Kathy Wheeler is co-chair of the national ACRL's Science and Technology Section, Subject and Bibliographic Access to S & T Materials and is also the Newsletter editor for the AACRL.

Richard Wood attended the EDUCAUSE Conference on Technology and the Future of Libraries in Orlando, the Texas Computer Education Association Convention in Austin in February, the Academic Library Advancement and Development Network Conference in Austin in June. He also attended two NAAL (Network of Alabama Academic Libraries) meetings in the state and served as the Chair of its executive committee. He was a member of a SACS accreditation team for LSU Health Sciences Center in Shreveport and also served as publisher for an online electronic book by Kirk Lodes called American Soccer Guide.


photo of three award winnersDuring National Library Week this April, the University Library presented its “Excellence in Librarianship Award” to Jan Sauer. Jan has been with the University Library since 1992 as the Instructional Services Librarian where she has been instrumental in expanding the instruction program. This past year she and her husband, David, authored the chapter “Critics on August Wilson” in Cambridge Companion to August Wilson. She has organized several webinars on a variety of professional topics, such as Library 2.0 and Web 2.0, for faculty and staff.  She also held a training session on Alabama Virtual Library (AVL) for Mobile County Public School media specialists.  She updated the design of the library homepage and prepared the photo tour and online tutorials and library assignments.  She has developed and taught sessions for Writing Outreach, Student Athletes, Japanese ESL, Medical Upward Bound, Writing Across the Curriculum, Alabama Rehabilitation Services, but is most often found doing library instruction sessions for EH 102 and for classes throughout the curriculum requiring library research .
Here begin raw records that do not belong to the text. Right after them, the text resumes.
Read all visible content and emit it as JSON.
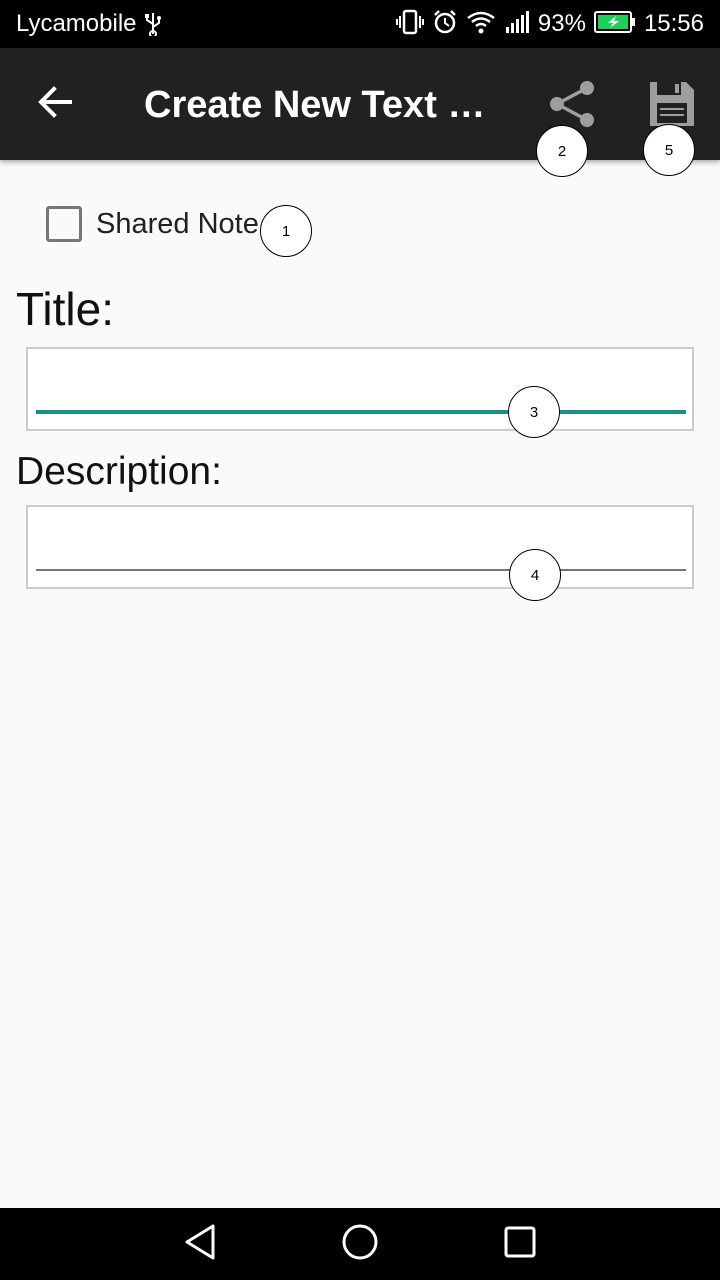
{
  "status_bar": {
    "carrier": "Lycamobile",
    "battery_percent": "93%",
    "time": "15:56"
  },
  "app_bar": {
    "title": "Create New Text N...",
    "back_icon": "arrow-back-icon",
    "share_icon": "share-icon",
    "save_icon": "floppy-disk-icon"
  },
  "form": {
    "shared_note_label": "Shared Note",
    "shared_note_checked": false,
    "title_label": "Title:",
    "title_value": "",
    "description_label": "Description:",
    "description_value": ""
  },
  "markers": [
    "1",
    "2",
    "3",
    "4",
    "5"
  ],
  "nav_bar": {
    "icons": [
      "back-triangle-icon",
      "home-circle-icon",
      "recents-square-icon"
    ]
  },
  "colors": {
    "status_bar": "#000000",
    "app_bar": "#212121",
    "accent": "#1b8f85",
    "background": "#fafafa"
  }
}
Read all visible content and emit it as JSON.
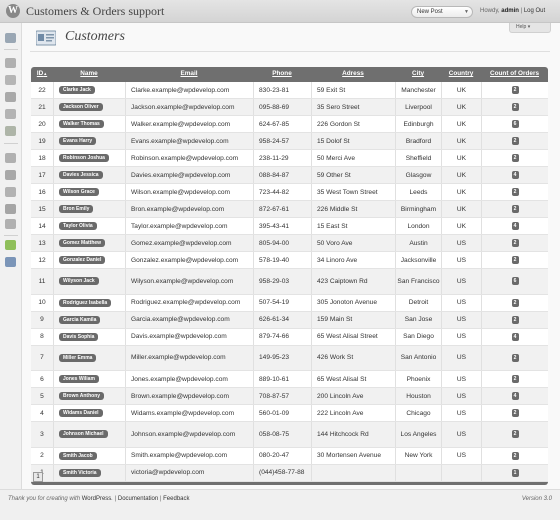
{
  "header": {
    "site_title": "Customers & Orders support",
    "new_post_label": "New Post",
    "howdy": "Howdy,",
    "username": "admin",
    "separator": "|",
    "logout": "Log Out",
    "logo": "W"
  },
  "menu_icons": [
    "dashboard-icon",
    "posts-icon",
    "media-icon",
    "links-icon",
    "pages-icon",
    "comments-icon",
    "appearance-icon",
    "plugins-icon",
    "users-icon",
    "tools-icon",
    "settings-icon",
    "customers-plugin-icon",
    "orders-plugin-icon"
  ],
  "page": {
    "title": "Customers",
    "help": "Help"
  },
  "table": {
    "columns": {
      "id": "ID",
      "sort_arrow": "▲",
      "name": "Name",
      "email": "Email",
      "phone": "Phone",
      "address": "Adress",
      "city": "City",
      "country": "Country",
      "orders": "Count of Orders"
    },
    "rows": [
      {
        "id": "22",
        "name": "Clarke Jack",
        "email": "Clarke.example@wpdevelop.com",
        "phone": "830-23-81",
        "address": "59 Exit St",
        "city": "Manchester",
        "country": "UK",
        "orders": "2"
      },
      {
        "id": "21",
        "name": "Jackson Oliver",
        "email": "Jackson.example@wpdevelop.com",
        "phone": "095-88-69",
        "address": "35 Sero Street",
        "city": "Liverpool",
        "country": "UK",
        "orders": "2"
      },
      {
        "id": "20",
        "name": "Walker Thomas",
        "email": "Walker.example@wpdevelop.com",
        "phone": "624-67-85",
        "address": "226 Gordon St",
        "city": "Edinburgh",
        "country": "UK",
        "orders": "6"
      },
      {
        "id": "19",
        "name": "Evans Harry",
        "email": "Evans.example@wpdevelop.com",
        "phone": "958-24-57",
        "address": "15 Dolof St",
        "city": "Bradford",
        "country": "UK",
        "orders": "2"
      },
      {
        "id": "18",
        "name": "Robinson Joshua",
        "email": "Robinson.example@wpdevelop.com",
        "phone": "238-11-29",
        "address": "50 Merci Ave",
        "city": "Sheffield",
        "country": "UK",
        "orders": "2"
      },
      {
        "id": "17",
        "name": "Davies Jessica",
        "email": "Davies.example@wpdevelop.com",
        "phone": "088-84-87",
        "address": "59 Other St",
        "city": "Glasgow",
        "country": "UK",
        "orders": "4"
      },
      {
        "id": "16",
        "name": "Wilson Grace",
        "email": "Wilson.example@wpdevelop.com",
        "phone": "723-44-82",
        "address": "35 West Town Street",
        "city": "Leeds",
        "country": "UK",
        "orders": "2"
      },
      {
        "id": "15",
        "name": "Bron Emily",
        "email": "Bron.example@wpdevelop.com",
        "phone": "872-67-61",
        "address": "226 Middle St",
        "city": "Birmingham",
        "country": "UK",
        "orders": "2"
      },
      {
        "id": "14",
        "name": "Taylor Olivia",
        "email": "Taylor.example@wpdevelop.com",
        "phone": "395-43-41",
        "address": "15 East St",
        "city": "London",
        "country": "UK",
        "orders": "4"
      },
      {
        "id": "13",
        "name": "Gomez Matthew",
        "email": "Gomez.example@wpdevelop.com",
        "phone": "805-94-00",
        "address": "50 Voro Ave",
        "city": "Austin",
        "country": "US",
        "orders": "2"
      },
      {
        "id": "12",
        "name": "Gonzalez Daniel",
        "email": "Gonzalez.example@wpdevelop.com",
        "phone": "578-19-40",
        "address": "34 Linoro Ave",
        "city": "Jacksonville",
        "country": "US",
        "orders": "2"
      },
      {
        "id": "11",
        "name": "Wilyson Jack",
        "email": "Wilyson.example@wpdevelop.com",
        "phone": "958-29-03",
        "address": "423 Caiptown Rd",
        "city": "San Francisco",
        "country": "US",
        "orders": "6"
      },
      {
        "id": "10",
        "name": "Rodriguez Isabella",
        "email": "Rodriguez.example@wpdevelop.com",
        "phone": "507-54-19",
        "address": "305 Jonoton Avenue",
        "city": "Detroit",
        "country": "US",
        "orders": "2"
      },
      {
        "id": "9",
        "name": "Garcia Kamila",
        "email": "Garcia.example@wpdevelop.com",
        "phone": "626-61-34",
        "address": "159 Main St",
        "city": "San Jose",
        "country": "US",
        "orders": "2"
      },
      {
        "id": "8",
        "name": "Davis Sophia",
        "email": "Davis.example@wpdevelop.com",
        "phone": "879-74-66",
        "address": "65 West Alisal Street",
        "city": "San Diego",
        "country": "US",
        "orders": "4"
      },
      {
        "id": "7",
        "name": "Miller Emma",
        "email": "Miller.example@wpdevelop.com",
        "phone": "149-95-23",
        "address": "426 Work St",
        "city": "San Antonio",
        "country": "US",
        "orders": "2"
      },
      {
        "id": "6",
        "name": "Jones Wiliam",
        "email": "Jones.example@wpdevelop.com",
        "phone": "889-10-61",
        "address": "65 West Alisal St",
        "city": "Phoenix",
        "country": "US",
        "orders": "2"
      },
      {
        "id": "5",
        "name": "Brown Anthony",
        "email": "Brown.example@wpdevelop.com",
        "phone": "708-87-57",
        "address": "200 Lincoln Ave",
        "city": "Houston",
        "country": "US",
        "orders": "4"
      },
      {
        "id": "4",
        "name": "Widams Daniel",
        "email": "Widams.example@wpdevelop.com",
        "phone": "560-01-09",
        "address": "222 Lincoln Ave",
        "city": "Chicago",
        "country": "US",
        "orders": "2"
      },
      {
        "id": "3",
        "name": "Johnson Michael",
        "email": "Johnson.example@wpdevelop.com",
        "phone": "058-08-75",
        "address": "144 Hitchcock Rd",
        "city": "Los Angeles",
        "country": "US",
        "orders": "2"
      },
      {
        "id": "2",
        "name": "Smith Jacob",
        "email": "Smith.example@wpdevelop.com",
        "phone": "080-20-47",
        "address": "30 Mortensen Avenue",
        "city": "New York",
        "country": "US",
        "orders": "2"
      },
      {
        "id": "1",
        "name": "Smith Victoria",
        "email": "victoria@wpdevelop.com",
        "phone": "(044)458-77-88",
        "address": "",
        "city": "",
        "country": "",
        "orders": "1"
      }
    ],
    "page_number": "1"
  },
  "footer": {
    "thanks": "Thank you for creating with",
    "wordpress": "WordPress",
    "sep1": ".",
    "documentation": "Documentation",
    "feedback": "Feedback",
    "version": "Version 3.0"
  },
  "colors": {
    "panel": "#6f6f6f",
    "badge": "#6a6a6a",
    "header": "#dcdcdc"
  }
}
The University Library also took time during National Library Week to honor two of our library staff members with the “Staff Appreciation Award”, in recognition of their outstanding service to the library.  Mrs. Bea Thompson, LTA I in Collection Management, was cited for her willingness to help anyone that needed it and for her positive attitude.  Mr. Trevor Elmore, LTA I in the Reference Dept., was recognized as the “go-to guy” for his department.  If something needed to be done, then Trevor did it.  Both Bea and Trevor are much appreciated for all of their hard work they have given to the library during this past year.